I passed lots of houses and trailers with questionable foundations, and even one which a tree had completely smashed, though no one had done anything about it. I passed lots of churches and church-goers on a Sunday morning, and arrived in Greenville, SC at the home of couchsurfer Jessica Wilson on Sunday night.
Jessica is a yoga teacher and jewelery maker who spent 4 years traveling around South America. A big part of that trip was on a bicycle, so we had lots of stories to share, and could easily relate to each others' experiences. Jessica took me to the end of a super-bowl party after a delicious, healthy dinner of quinoa and veggies. We hung out with her friends, a couple from Germany and Switzerland, and shared stories of traveling and pursuing dreams. The next morning, Jessica took me to a couple of her favorite places in the city, and I departed at noon. I hope to make it back down to Greenville to visit, as I am now living only 40 miles away.
The ride into Hendersonville started with a new, well-paved bike path, and then a massive climb up some fairly steep mountains through beautiful forest. It was a cold day, and I had trouble keeping the right layers on as I heated up climbing the steep hills, and then cooled down SO fast going downhill. My ride into Greenville had been over 70 degrees, and my ride into Hendersonville hovered around 40. It seemed that as soon as I made it to the top of the mountain, winter suddenly set in. Waterfalls danced through the rhododendron leaves as I made my way through thick forested highways with rocky cliffs covered in ferns and moss. I was so happy that this was going to be my home for the next 4 months! I pedaled onto the Kanuga grounds just before 5 pm, and rode straight into a gathering of my new co-workers, who were all getting prepared to carpool to dinner. After some short greetings, I moved into my new room, and went to dinner with the crew. Now, I have had dinner with the same folks every night since, and I am enjoying this group immensely.

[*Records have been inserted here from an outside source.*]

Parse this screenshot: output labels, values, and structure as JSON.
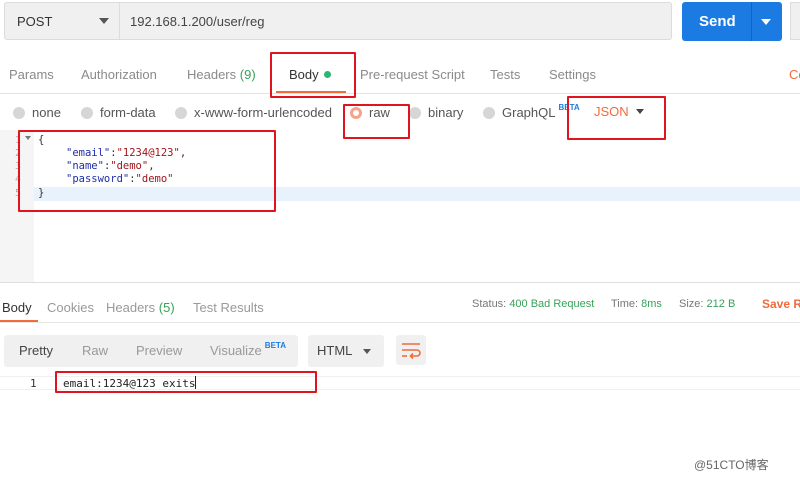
{
  "request": {
    "method": "POST",
    "url": "192.168.1.200/user/reg",
    "send_label": "Send"
  },
  "tabs": [
    {
      "label": "Params"
    },
    {
      "label": "Authorization"
    },
    {
      "label": "Headers",
      "count": "(9)"
    },
    {
      "label": "Body"
    },
    {
      "label": "Pre-request Script"
    },
    {
      "label": "Tests"
    },
    {
      "label": "Settings"
    },
    {
      "label": "Co"
    }
  ],
  "body_types": {
    "options": [
      "none",
      "form-data",
      "x-www-form-urlencoded",
      "raw",
      "binary",
      "GraphQL"
    ],
    "beta": "BETA",
    "selected": "raw",
    "format": "JSON"
  },
  "editor": {
    "line_numbers": [
      "1",
      "2",
      "3",
      "4",
      "5"
    ],
    "lines": {
      "open": "{",
      "l2_key": "\"email\"",
      "l2_val": "\"1234@123\"",
      "l3_key": "\"name\"",
      "l3_val": "\"demo\"",
      "l4_key": "\"password\"",
      "l4_val": "\"demo\"",
      "close": "}"
    }
  },
  "response": {
    "tabs": [
      {
        "label": "Body"
      },
      {
        "label": "Cookies"
      },
      {
        "label": "Headers",
        "count": "(5)"
      },
      {
        "label": "Test Results"
      }
    ],
    "status_label": "Status:",
    "status_value": "400 Bad Request",
    "time_label": "Time:",
    "time_value": "8ms",
    "size_label": "Size:",
    "size_value": "212 B",
    "save_label": "Save R",
    "view_modes": [
      "Pretty",
      "Raw",
      "Preview",
      "Visualize"
    ],
    "beta": "BETA",
    "format": "HTML",
    "line_number": "1",
    "body_text": "email:1234@123 exits"
  },
  "watermark": "@51CTO博客",
  "colors": {
    "accent": "#f26b3a",
    "send": "#1b7be3",
    "annotation": "#e0141e",
    "status_green": "#36a35a"
  }
}
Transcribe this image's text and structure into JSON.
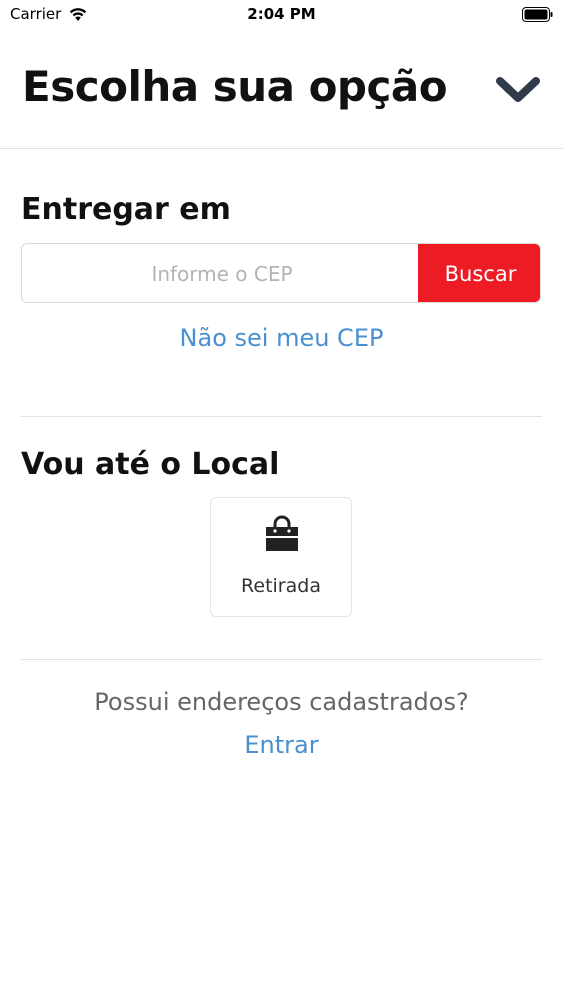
{
  "status_bar": {
    "carrier": "Carrier",
    "time": "2:04 PM",
    "icons": [
      "wifi-icon",
      "battery-icon"
    ]
  },
  "header": {
    "title": "Escolha sua opção",
    "toggle_icon": "chevron-down-icon"
  },
  "delivery": {
    "heading": "Entregar em",
    "cep_placeholder": "Informe o CEP",
    "cep_value": "",
    "search_label": "Buscar",
    "unknown_cep_link": "Não sei meu CEP"
  },
  "pickup": {
    "heading": "Vou até o Local",
    "option_icon": "shopping-bag-icon",
    "option_label": "Retirada"
  },
  "account": {
    "question": "Possui endereços cadastrados?",
    "login_link": "Entrar"
  },
  "colors": {
    "accent_red": "#ed1c24",
    "link_blue": "#4a90d0",
    "divider": "#e2e2e2"
  }
}
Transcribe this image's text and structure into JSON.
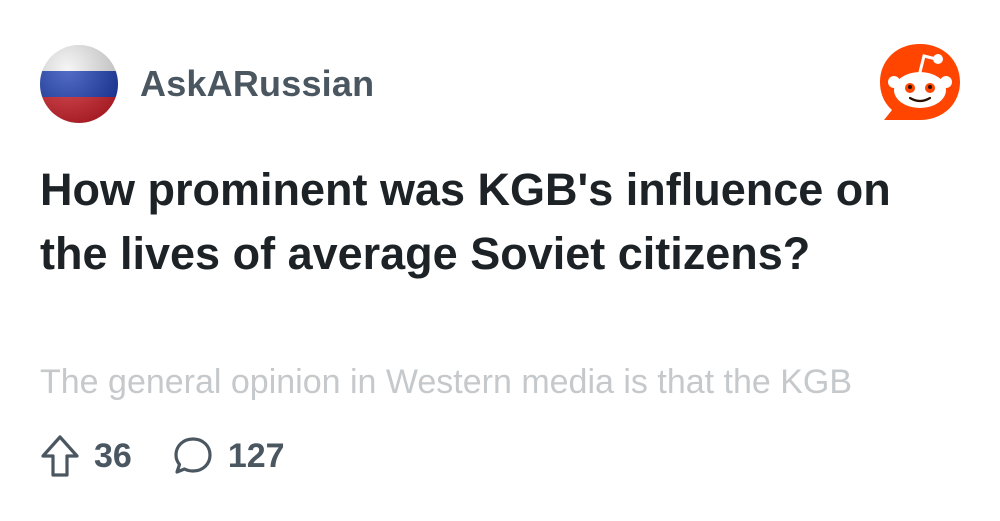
{
  "community": {
    "name": "AskARussian",
    "avatar_icon": "russian-flag-avatar",
    "flag_colors": [
      "#ffffff",
      "#1c3fb5",
      "#d6202b"
    ]
  },
  "brand": {
    "logo_icon": "reddit-logo-icon",
    "accent": "#ff4500"
  },
  "post": {
    "title": "How prominent was KGB's influence on the lives of average Soviet citizens?",
    "preview": "The general opinion in Western media is that the KGB"
  },
  "stats": {
    "upvotes": "36",
    "upvote_icon": "upvote-arrow-icon",
    "comments": "127",
    "comment_icon": "comment-bubble-icon"
  }
}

Taking a break from long-distance biking is taking some adjusting. I've been off of the bike for a week now, and I feel like I'm already losing some strength and endurance. My appetite is calming down, now that I'm being fed 3 buffet meals a day. I'm glad to have the mountain bike now, as there are trails on the property here, as well as in the Dupont National Forest less than 10 miles down the road. I also plan to ride into town on a fairly regular basis when the weather warms up a bit. For the end of training this week, all of the staff (16 of us in total, including instructors and admin) will be heading to Charlotte, South Carolina for some biking and sea kayaking on the beach. I am looking forward to seeing a new place that I have heard a lot about.